To pass Webb he has to get past the Rockies, in Colorado, in the first inning. Doable, but Blackmon and Cron have had their moments this year.

1 year ago
Reply to  LightenUpFG

Game 2 of the current streak was @COL. Gallen went 7 INN 6K 2H 1BB

1 year ago
Reply to  LightenUpFG

They very well might score a run, because teams score runs all the time, but Charlie Blackmon hasn’t been even a league average hitter since 2019. I don’t think he’s making Gallen lose any sleep

1 year ago
Reply to  Dmjn53

I dunno, a guy hitting 0.269 is actually a pretty good hitter these days. He has also had more than a few multi-hit games in the past couple of weeks. No longer a masher, but I can see him getting aboard for Cron at least.

1 year ago
Reply to  LightenUpFG
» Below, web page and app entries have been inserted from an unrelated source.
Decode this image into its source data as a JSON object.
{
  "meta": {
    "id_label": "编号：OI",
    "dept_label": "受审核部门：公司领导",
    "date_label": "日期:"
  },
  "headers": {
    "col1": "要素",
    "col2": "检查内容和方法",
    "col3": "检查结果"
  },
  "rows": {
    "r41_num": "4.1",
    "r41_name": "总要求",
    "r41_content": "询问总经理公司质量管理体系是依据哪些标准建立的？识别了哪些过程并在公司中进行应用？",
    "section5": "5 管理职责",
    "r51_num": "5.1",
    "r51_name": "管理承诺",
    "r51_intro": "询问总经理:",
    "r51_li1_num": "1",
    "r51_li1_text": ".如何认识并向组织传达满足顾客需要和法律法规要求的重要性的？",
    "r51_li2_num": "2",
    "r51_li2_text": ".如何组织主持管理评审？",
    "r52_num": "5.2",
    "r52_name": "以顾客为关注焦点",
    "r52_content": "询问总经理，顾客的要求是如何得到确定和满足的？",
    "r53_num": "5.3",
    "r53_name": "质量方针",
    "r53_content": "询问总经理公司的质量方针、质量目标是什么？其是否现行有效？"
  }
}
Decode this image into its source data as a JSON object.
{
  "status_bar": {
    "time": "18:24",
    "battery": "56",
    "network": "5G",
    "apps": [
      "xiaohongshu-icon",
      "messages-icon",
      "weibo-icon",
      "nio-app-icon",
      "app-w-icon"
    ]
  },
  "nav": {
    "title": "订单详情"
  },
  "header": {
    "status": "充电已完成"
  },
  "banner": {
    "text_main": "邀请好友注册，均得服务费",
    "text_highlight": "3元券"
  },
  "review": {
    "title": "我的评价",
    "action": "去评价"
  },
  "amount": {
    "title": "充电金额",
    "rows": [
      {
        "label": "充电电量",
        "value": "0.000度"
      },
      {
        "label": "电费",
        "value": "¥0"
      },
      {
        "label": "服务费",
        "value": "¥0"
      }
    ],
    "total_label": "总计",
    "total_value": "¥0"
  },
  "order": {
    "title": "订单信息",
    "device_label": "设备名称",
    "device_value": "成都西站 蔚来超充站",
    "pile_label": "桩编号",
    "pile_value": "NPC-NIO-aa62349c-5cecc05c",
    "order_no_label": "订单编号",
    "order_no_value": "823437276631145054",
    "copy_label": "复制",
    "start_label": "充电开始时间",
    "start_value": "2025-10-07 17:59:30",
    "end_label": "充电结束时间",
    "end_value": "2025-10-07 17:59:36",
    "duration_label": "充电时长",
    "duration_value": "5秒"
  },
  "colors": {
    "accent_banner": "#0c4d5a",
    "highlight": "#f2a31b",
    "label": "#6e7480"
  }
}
A .270 batting average and creating a high amount of runs aren’t necessarily the same thing.

Since you got me down a Charlie Blackmon rabbit hole, if we’re just looking at the last few weeks he’s hitting .250/.304/.324 over his last 36 games since the AS break

1 year ago
Reply to  Dmjn53

True, though in the past month he’s hitting .458. Granted, in the past two weeks it’s been .222, so the downward trend doesn’t make him all that intimidating as he was during the hot streak earlier in August. He’ll probably get out against Gallen given the trend, but if he gets a on base and scores then there’ll at least be one FG member who’ll be nodding in appreciation.

Last edited 1 year ago by LightenUpFG